The tiny, but mighty, town of Churchill, Manitoba, is located on the western shore of Hudson's Bay, about 500 miles south of the Arctic Circle. It is accessed by air, water, or train only - there literally are no roads to Churchill, even from near-by towns. Of which there are none. It is a unique inland deep-water port through which, historically, massive tons of produce, comprising 90% wheat from Canada's breadbasket provinces - Manitoba, Saskatchewan, and Alberta - is delivered by rail and shipped out: this in spite of the tightly limited season during which the Bay is ice-free, from July to early November.  But it is with the ice that the greater world's fascination with Churchill really lies. Each winter this ice, due to quirks of geography and climate, forms first along Churchill's shores. And the polar bears (Ursus maritimus) that have been on land all summer congregate there, starting in October each year, waiting nervously for the Bay to freeze.

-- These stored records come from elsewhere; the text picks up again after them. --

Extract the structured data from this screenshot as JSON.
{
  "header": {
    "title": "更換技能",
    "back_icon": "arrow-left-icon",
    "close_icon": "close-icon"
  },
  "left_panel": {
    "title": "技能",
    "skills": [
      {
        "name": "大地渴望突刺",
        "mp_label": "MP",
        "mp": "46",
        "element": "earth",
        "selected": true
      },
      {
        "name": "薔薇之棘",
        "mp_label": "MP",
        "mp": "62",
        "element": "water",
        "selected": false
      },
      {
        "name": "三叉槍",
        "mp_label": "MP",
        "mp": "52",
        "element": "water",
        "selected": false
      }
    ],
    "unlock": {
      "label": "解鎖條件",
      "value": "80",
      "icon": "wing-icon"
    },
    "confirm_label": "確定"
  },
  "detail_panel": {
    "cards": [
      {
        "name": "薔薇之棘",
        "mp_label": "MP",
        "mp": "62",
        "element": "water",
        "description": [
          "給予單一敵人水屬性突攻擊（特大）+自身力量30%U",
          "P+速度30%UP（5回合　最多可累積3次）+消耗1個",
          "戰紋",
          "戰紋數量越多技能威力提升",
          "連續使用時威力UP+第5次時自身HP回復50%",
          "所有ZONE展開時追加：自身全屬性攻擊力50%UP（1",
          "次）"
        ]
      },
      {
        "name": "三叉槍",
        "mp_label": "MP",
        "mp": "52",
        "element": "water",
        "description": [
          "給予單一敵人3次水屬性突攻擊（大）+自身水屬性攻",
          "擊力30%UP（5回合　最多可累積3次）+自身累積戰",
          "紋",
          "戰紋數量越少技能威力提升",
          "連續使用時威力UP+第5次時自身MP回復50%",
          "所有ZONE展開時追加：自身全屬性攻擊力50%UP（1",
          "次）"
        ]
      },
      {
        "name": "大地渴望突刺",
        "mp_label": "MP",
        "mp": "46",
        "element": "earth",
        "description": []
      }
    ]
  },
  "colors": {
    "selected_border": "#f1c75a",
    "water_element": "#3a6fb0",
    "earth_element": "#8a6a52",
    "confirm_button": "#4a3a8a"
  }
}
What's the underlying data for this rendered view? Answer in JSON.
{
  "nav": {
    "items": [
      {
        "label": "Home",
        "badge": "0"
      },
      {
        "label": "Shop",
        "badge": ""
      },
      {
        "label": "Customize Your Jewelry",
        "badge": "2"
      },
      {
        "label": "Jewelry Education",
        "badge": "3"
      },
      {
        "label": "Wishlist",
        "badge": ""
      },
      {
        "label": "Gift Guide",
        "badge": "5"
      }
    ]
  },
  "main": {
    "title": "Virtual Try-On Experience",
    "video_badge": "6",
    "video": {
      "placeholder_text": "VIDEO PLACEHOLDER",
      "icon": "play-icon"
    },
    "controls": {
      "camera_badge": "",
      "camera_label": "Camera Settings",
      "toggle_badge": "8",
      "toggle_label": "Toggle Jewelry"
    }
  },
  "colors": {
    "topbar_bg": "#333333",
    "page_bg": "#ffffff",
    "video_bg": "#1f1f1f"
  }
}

We are amply familiar with the annual cycles of grizzly and black bear life. This October, KLK and I had to re-learn what we thought we knew about bears. You might be thinking, as did we, "winter + ice + bears = hibernation" but the polar bear's year is radically different. The great white bears in fact spend the winter quite awake, feeding upon, in the case of Churchill's bears especially, ringed seals. Yes, we have all seen zoo polar bears playing in water, but it turns out they do it to keep cool in warm climates like Chicago, and because they're otherwise bored silly in captivity.  They are fantastic swimmers, but they just can't nab an agile seal in open water. They wait on the ice, sometimes for many, many hours, near the seals' air-holes. When a hapless seal rises for a breath, the bear reaches down and grabs its head, hauling it onto the ice to gorge on its ample blubber. Or, if it's lucky and stealthy enough, it can sneak up on a seal basking on the icy surface. 
Unlike that of its black and brown cousins, polar bear metabolism demands a diet of fat rather than protein.There's even nice symbiotic relationship with little white arctic foxes that follow them onto the ice, cleaning the proteinaceous meat off the bones when the bears are done with the fat. Nothing goes to waste, even in this time of surprising plenty.
When the pack ice melts and hunting is no longer possible, the bears come back onto land to spend the summer. Though they avail themselves of the rare beached seal and other carrion, a little vegetation, kelp washed onto shore, and garbage when they can get it, they functionally fast for four to five months. By the time they return to Churchill, they're thin, hungry, and mostly indolent in a state called  "walking hibernation." This, it turns out, is the very best time to observe them.
Traveling with an organized tour was a first for us. We picked Natural Habitat Adventures (aka, NatHab), recommended by friends, and were well-pleased. In particular, our group leader, Sandra Elvin, was superior in every aspect of her job: she is a bear researcher, studying the impact of industrial development on the black bears of Newfoundland, but highly knowledgeable about non-ursine wildlife, geography and geology, climate, and local culture as well. She is especially skilled at graciously herding the cats that comprise 14-member tour groups in potentially dangerous environments.
Guide Sandra Elvin demonstrates the workings of a polar bear skull.
Our journey started October 15 with a direct flight, Chicago to Winnipeg, capital of the Canadian province of Manitoba. 
NatHab's "Vegetable Van" was there to take us from the airport to our hotel.
Our home for the night was the Fort Garry Hotel, one of the pearls in the transcontinental necklace of historic copper-roofed, fairy-tale-design hotels built by the Canadian railroad in the early part of the 20th century. It was full of NatHab groups and guides, gathering at the Fort Garry even as the bears were gathering around Churchill... 
The Fort Garry

No comments:

Post a Comment